The camera also retains the X-T3’s superb phase detection autofocus system, with 99% of the sensor covered by AF points. That means it can even lock onto subjects squeezed into the corner of the frame; it does so accurately and quickly, even in less than ideal lighting conditions.

There’s face and eye detection on board, as well as a highly customisable AF tracking system, and these work well. JPEGs straight from the camera, of which we’ve posted a few examples here, look richly detailed and sharp, even when you nudge into the higher ISO settings. The 51200 highest ISO is very noisy, but you can certainly use 6400 and even 12800 and end up with shots that aren’t overly noisy – so this camera is pretty impressive in low light for an APS-C model, as long as you’re fairly careful with the aperture setting.

There’s no in-body image stabilisation, but many of Fujifilm’s lenses come with OIS. Images don’t demonstrate a massive amount of dynamic range off the bat, but that’s something you can work around (especially if you shoot in RAW) and in general we think they look natural, clean and sharp. This being a Fujifilm camera, you get access to the company’s excellent film simulation modes – essentially expertly-tweaked filters that invest your photos with the look of different types of classic colour and monochrome analogue film. There are 16 in all here, if you count the sub modes, and even if you’re addicted to editing your own photos they’re worth a try.

Video performance: Second unit director

Despite having the same sensor and processor as the X-T3, video recording is one area where the X-T30 lags a fair bit behind its pricier big brother.

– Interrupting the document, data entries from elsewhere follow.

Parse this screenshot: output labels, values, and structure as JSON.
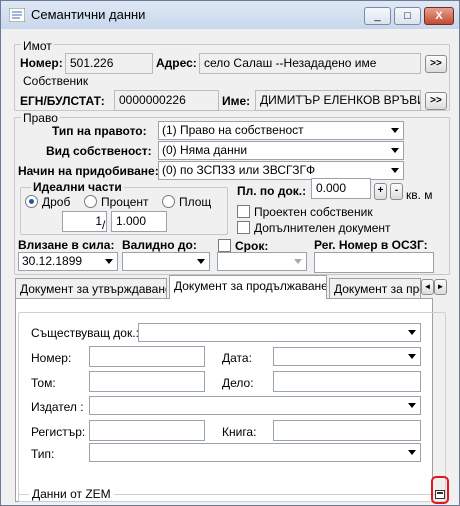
{
  "window": {
    "title": "Семантични данни",
    "min": "_",
    "max": "□",
    "close": "X"
  },
  "owner_section": {
    "imot_legend": "Имот",
    "number_label": "Номер:",
    "number_value": "501.226",
    "address_label": "Адрес:",
    "address_value": "село Салаш --Незададено име",
    "owner_legend": "Собственик",
    "egn_label": "ЕГН/БУЛСТАТ:",
    "egn_value": "0000000226",
    "name_label": "Име:",
    "name_value": "ДИМИТЪР ЕЛЕНКОВ ВРЪВИНОВ",
    "more_button": ">>"
  },
  "right_section": {
    "legend": "Право",
    "type_label": "Тип на правото:",
    "type_value": "(1) Право на собственост",
    "kind_label": "Вид собственост:",
    "kind_value": "(0) Няма данни",
    "acq_label": "Начин на придобиване:",
    "acq_value": "(0) по ЗСПЗЗ или ЗВСГЗГФ",
    "ideal_legend": "Идеални части",
    "radio_fraction": "Дроб",
    "radio_percent": "Процент",
    "radio_area": "Площ",
    "numerator": "1",
    "slash": "/",
    "denominator": "1.000",
    "area_doc_label": "Пл. по док.:",
    "area_doc_value": "0.000",
    "area_unit": "кв. м",
    "plus": "+",
    "minus": "-",
    "projected_owner": "Проектен собственик",
    "extra_document": "Допълнителен документ",
    "valid_from_label": "Влизане в сила:",
    "valid_from_value": "30.12.1899",
    "valid_to_label": "Валидно до:",
    "valid_to_value": "",
    "term_label": "Срок:",
    "reg_label": "Рег. Номер в ОСЗГ:",
    "reg_value": ""
  },
  "tabs": [
    {
      "label": "Документ за утвърждаване"
    },
    {
      "label": "Документ за продължаване"
    },
    {
      "label": "Документ за пре"
    }
  ],
  "tab_arrows": {
    "left": "◄",
    "right": "►"
  },
  "doc_panel": {
    "existing_doc_label": "Съществуващ док.:",
    "number_label": "Номер:",
    "number_value": "",
    "date_label": "Дата:",
    "date_value": "",
    "volume_label": "Том:",
    "volume_value": "",
    "case_label": "Дело:",
    "case_value": "",
    "issuer_label": "Издател :",
    "register_label": "Регистър:",
    "register_value": "",
    "book_label": "Книга:",
    "book_value": "",
    "type_label": "Тип:",
    "zem_legend": "Данни от ZEM"
  },
  "colors": {
    "highlight": "#e3161b"
  }
}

The X-T3 records 4K at up to 60fps, with a Hybrig Log Gamma HDR option, at up to 10-bit quality internally the X-T30’s 4K frame rate tops out at 30fps, any 4:2:2 10-bit recording has to be done externally via its HDMI output and it doesn’t support HDR.

That said, its video quality is nothing to be sniffed at, whether you’re capturing your footage in 4K or 1080p (the latter does offer 60fps recording, by the way). Take a look at our embedded sample clips to get an idea for yourself of the excellent level of detail you can expect, and for the 1080p clip, note that we recorded everything at 120fps for that buttery smooth slo-mo playback at 24fps – a setting that comes built into the camera alongside a bunch of other fast/slow options.

Fujifilm X-T30 verdict

Fujifilm X-T30 verdict

While the X-T3 remains the more powerful camera, particularly if you’re a video shooter, the X-T30 does a brilliant job of distilling the pricier model’s essential appeal into a cheaper, more compact body. If you’re coming to mirrorless cameras for the first time and wondering which brand to go for, Fujifilm might not seem the most obvious choice.

Panasonic and Sony are bigger players, it’s true, and the mighty Canon and Nikon have finally jumped off the fence in a manner that suggests they’re serious about mirrorless – but cameras like the X-T30 are a stark reminder of how well Fujifilm goes about its business.

Not only is this richly-equipped when it comes to both video and stills shooting options, it’s designed so that photographers have lots of control at their fingertips. And its image quality is superb. If you’re a seasoned photographer who knows their way around a camera but is making a first foray into mirrorless or video recording, or the owner of an older, cheaper Fujifilm X series looking to step up to something with a bit more depth and versatility, this camera would make an excellent choice.

Stuff Says…

Score: 5/5

Versatile, compact, powerful, stylish and not insanely expensive – Fuji’s all-rounder really is a little wonder

Good Stuff

Excellent image quality

Crispy 4K video

Compact body

Lots of controls to hand

Bad Stuff

Tiny rear buttons

Not much for larger hands to grip

Profile image of Sam Kieldsen Sam Kieldsen Contributor


Tech journalism's answer to The Littlest Hobo, I've written for a host of titles and lived in three different countries in my 15 years-plus as a freelancer. But I've always come back home to Stuff eventually, where I specialise in writing about cameras, streaming services and being tragically addicted to Destiny.

Areas of expertise

Cameras, drones, video games, film and TV